Langdon’s transition to talkies was rocky since his speaking style was often oddly rambling and monotone and some of the quirks of his childlike character could seem uncomfortably strange in “normal” life (as opposed to silent comedy’s slightly undercranked world). He did adapt, however, appearing in dozens of sound shorts throughout the ‘30s and ‘40s and some low-budget films, eventually specializing in henpecked husband characters. By this time the resemblances between him and Stan Laurel were pronounced enough that when Laurel went through a contract dispute with Roach, Langdon stepped in to star alongside Oliver Hardy in Zenobia (1939).
Langdon passed away from a cerebral hemorrhage in 1944, leaving behind his wife Mabel (he had married two more times after divorcing Rose in 1928) and ten-year-old son Harry Jr. While he became an obscure figure in cinema in the decades after his death, in more recent years his films have been beautifully restored. Happily, they seem to be gaining the enigmatic little comedian new fans every year, and a new appreciation of his stature in silent comedy.
–Lea Stans for Classic Movie Hub
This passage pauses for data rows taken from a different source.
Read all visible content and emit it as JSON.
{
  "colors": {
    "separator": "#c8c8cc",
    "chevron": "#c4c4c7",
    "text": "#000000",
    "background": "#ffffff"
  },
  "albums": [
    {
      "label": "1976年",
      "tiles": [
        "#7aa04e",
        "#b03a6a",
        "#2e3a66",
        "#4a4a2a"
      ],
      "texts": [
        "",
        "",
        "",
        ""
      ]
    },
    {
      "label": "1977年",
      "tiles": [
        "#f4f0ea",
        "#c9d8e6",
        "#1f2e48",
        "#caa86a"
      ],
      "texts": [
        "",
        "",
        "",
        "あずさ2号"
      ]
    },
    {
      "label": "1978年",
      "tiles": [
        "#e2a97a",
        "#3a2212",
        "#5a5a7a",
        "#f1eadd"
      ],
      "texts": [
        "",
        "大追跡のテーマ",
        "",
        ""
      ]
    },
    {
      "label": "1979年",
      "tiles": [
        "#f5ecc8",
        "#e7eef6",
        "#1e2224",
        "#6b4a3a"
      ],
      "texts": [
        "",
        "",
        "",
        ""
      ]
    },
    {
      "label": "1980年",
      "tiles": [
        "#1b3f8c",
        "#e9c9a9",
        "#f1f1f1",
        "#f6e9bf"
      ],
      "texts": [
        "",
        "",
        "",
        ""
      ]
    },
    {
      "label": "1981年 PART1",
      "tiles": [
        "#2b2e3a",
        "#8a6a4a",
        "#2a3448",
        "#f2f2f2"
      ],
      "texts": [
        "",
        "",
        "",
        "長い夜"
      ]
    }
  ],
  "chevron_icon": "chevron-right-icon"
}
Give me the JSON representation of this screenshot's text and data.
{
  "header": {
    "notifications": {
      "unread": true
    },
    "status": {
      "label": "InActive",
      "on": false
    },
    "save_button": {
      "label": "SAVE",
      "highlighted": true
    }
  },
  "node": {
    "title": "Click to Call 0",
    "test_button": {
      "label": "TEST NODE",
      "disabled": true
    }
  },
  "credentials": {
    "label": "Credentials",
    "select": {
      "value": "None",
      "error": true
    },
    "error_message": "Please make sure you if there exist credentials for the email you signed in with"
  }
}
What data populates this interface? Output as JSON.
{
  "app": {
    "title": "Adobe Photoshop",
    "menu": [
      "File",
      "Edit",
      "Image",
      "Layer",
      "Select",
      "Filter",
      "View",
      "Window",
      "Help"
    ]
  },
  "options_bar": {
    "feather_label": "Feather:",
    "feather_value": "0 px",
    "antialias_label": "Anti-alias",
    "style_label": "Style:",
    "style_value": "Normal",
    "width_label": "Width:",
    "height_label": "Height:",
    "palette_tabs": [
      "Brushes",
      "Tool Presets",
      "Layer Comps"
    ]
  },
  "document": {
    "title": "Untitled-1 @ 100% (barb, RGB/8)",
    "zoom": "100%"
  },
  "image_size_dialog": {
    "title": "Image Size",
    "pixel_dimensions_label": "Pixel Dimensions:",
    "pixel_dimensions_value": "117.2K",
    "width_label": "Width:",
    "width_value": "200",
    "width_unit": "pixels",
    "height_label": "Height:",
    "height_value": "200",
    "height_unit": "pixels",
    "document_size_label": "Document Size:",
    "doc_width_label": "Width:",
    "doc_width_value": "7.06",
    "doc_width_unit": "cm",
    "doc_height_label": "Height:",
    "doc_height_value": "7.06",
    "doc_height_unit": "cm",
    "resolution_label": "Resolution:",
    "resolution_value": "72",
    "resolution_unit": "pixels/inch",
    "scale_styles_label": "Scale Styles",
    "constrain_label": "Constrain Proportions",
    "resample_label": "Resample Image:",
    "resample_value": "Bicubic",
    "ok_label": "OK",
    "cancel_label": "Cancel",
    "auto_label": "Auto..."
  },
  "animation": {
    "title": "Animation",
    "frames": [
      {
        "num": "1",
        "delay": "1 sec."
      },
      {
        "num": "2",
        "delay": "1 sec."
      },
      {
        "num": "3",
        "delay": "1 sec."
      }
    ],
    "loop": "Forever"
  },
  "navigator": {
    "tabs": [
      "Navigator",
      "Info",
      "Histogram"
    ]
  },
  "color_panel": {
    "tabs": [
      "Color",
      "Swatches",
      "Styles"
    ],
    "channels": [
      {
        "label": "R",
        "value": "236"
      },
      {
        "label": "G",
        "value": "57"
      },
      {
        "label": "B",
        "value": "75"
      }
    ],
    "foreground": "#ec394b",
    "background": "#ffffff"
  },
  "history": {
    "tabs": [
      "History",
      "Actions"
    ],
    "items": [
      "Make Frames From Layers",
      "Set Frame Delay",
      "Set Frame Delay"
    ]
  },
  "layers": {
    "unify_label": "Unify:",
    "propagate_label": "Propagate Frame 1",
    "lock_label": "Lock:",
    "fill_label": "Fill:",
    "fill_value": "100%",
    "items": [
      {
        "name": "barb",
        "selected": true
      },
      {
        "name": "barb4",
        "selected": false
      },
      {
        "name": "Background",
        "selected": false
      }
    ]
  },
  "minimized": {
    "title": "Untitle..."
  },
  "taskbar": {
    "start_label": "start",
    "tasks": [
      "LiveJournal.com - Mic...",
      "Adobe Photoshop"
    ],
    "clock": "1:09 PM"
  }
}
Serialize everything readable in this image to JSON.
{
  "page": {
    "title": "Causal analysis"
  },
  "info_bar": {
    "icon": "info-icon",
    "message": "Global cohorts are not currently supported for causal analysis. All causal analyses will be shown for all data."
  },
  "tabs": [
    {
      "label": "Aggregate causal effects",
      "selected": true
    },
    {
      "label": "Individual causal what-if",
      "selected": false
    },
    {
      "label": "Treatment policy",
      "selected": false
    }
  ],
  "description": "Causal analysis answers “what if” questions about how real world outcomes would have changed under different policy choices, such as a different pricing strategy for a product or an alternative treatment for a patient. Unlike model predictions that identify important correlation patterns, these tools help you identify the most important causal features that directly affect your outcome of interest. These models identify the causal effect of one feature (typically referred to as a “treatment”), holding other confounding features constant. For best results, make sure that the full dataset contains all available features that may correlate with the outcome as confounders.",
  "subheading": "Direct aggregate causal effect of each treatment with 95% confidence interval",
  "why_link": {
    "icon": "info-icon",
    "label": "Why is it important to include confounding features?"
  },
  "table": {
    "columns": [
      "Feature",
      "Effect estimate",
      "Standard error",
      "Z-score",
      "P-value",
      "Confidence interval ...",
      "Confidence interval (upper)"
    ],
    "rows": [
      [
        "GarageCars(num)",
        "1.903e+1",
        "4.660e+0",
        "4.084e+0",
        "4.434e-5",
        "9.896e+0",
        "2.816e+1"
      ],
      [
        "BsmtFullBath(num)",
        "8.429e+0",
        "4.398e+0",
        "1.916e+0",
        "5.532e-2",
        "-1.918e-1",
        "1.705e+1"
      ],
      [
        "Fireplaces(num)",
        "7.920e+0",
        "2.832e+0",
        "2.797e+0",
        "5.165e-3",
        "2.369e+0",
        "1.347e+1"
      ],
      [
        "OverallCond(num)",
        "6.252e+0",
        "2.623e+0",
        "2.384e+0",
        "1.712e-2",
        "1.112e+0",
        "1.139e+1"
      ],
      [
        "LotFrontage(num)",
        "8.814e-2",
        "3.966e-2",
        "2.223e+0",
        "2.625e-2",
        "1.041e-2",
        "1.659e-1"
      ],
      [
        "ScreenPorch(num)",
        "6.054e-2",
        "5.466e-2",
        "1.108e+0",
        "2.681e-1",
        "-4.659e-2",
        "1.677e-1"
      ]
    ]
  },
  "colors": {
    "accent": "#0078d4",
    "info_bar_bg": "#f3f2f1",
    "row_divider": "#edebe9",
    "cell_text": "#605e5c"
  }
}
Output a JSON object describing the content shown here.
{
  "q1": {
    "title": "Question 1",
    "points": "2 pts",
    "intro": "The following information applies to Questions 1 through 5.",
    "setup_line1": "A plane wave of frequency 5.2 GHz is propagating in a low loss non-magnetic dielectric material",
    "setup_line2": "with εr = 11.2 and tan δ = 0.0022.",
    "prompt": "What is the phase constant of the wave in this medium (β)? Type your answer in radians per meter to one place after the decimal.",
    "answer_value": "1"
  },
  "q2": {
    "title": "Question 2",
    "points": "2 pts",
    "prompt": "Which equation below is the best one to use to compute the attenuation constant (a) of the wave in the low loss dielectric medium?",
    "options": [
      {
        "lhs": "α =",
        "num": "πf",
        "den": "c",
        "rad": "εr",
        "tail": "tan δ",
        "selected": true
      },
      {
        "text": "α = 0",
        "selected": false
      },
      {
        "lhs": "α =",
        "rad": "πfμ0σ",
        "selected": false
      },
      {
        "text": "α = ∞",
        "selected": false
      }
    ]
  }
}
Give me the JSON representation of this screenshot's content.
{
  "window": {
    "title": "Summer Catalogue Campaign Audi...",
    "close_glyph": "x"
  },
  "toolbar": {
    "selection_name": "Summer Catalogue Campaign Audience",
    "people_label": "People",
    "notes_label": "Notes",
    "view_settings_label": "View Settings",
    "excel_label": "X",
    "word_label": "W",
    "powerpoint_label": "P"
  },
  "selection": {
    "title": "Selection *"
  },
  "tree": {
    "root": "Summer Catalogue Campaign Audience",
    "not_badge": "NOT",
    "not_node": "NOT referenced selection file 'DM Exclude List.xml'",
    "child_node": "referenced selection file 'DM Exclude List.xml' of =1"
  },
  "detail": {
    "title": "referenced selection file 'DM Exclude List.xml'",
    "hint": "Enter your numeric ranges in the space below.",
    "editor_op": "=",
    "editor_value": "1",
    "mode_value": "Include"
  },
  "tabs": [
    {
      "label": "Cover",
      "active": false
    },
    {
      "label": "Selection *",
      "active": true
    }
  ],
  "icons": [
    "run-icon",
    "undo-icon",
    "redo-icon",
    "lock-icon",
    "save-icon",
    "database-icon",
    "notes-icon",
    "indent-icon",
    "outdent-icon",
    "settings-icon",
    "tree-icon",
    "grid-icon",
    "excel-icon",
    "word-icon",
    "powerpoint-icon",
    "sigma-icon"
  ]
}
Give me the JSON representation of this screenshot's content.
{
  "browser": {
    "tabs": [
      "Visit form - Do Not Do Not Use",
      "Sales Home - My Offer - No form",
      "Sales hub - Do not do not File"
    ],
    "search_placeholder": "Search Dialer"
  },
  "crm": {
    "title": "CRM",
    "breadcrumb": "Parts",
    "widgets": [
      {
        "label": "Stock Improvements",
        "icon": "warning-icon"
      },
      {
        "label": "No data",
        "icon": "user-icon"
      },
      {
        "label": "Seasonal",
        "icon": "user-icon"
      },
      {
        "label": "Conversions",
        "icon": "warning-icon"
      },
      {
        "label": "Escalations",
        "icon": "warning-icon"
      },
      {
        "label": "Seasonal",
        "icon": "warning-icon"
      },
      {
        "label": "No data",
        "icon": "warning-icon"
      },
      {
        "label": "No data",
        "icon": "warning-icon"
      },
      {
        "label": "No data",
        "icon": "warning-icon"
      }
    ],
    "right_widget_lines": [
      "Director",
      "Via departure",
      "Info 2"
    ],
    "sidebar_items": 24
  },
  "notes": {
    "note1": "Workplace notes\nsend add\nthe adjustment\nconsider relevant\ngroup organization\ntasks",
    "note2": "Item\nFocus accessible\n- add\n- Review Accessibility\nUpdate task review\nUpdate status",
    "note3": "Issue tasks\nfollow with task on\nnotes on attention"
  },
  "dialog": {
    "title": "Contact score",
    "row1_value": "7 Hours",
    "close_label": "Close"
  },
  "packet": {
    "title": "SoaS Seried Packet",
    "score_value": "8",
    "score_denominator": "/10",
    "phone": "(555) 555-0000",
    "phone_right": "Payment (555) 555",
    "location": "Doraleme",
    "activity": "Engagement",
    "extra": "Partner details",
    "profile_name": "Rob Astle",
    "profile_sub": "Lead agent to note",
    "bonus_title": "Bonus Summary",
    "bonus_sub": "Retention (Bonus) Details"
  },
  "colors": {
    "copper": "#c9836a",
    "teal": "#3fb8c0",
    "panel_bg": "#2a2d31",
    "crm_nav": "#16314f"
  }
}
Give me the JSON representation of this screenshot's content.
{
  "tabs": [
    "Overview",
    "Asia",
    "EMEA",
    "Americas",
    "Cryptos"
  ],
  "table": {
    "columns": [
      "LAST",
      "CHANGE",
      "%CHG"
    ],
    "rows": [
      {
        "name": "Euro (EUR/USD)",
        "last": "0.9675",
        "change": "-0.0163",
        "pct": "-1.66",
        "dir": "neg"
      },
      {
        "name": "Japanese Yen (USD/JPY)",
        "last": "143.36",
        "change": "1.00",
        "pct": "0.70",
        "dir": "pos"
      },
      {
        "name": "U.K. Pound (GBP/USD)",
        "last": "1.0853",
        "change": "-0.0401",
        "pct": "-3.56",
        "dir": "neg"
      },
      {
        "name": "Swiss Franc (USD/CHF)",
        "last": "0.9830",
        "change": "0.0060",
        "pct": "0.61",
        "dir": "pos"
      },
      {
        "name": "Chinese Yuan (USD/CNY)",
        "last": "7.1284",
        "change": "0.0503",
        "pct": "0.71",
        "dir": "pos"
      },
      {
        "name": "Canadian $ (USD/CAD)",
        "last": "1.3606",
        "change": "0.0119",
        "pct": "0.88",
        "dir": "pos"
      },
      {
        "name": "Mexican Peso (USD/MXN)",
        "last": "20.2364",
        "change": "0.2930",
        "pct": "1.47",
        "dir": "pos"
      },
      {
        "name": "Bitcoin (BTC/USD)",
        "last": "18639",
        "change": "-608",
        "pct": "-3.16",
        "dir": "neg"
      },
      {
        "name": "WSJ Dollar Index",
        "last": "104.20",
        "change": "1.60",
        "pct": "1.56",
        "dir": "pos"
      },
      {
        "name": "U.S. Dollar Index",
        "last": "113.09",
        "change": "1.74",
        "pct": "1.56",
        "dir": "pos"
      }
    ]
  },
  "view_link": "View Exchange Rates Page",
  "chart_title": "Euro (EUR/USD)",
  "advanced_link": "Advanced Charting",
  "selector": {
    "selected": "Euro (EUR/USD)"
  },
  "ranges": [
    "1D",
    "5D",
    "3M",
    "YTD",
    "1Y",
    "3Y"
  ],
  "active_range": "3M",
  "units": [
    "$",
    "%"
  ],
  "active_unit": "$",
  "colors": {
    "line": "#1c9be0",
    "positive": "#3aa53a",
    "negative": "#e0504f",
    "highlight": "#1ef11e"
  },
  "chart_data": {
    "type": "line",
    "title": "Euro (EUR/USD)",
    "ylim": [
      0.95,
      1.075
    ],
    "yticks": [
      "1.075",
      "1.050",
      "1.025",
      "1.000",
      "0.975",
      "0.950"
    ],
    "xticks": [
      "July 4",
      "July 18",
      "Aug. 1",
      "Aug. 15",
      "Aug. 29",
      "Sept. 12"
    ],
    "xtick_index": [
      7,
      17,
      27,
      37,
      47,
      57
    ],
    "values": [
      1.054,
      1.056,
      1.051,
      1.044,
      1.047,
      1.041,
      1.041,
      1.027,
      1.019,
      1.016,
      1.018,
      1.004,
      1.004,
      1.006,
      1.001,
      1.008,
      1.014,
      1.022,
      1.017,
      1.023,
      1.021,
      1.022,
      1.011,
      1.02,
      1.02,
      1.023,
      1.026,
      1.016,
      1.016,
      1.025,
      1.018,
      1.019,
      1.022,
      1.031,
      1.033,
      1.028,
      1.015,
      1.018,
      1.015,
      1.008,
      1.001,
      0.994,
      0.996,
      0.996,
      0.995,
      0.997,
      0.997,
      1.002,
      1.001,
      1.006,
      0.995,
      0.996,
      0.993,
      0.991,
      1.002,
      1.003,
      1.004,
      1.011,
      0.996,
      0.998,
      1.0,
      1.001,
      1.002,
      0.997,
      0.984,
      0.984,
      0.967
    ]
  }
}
Lea Stans is a born-and-raised Minnesotan with a degree in English and an obsessive interest in the silent film era (which she largely blames on Buster Keaton). In addition to blogging about her passion at her site Silent-ology, she is a columnist for the Silent Film Quarterly and has also written for The Keaton Chronicle.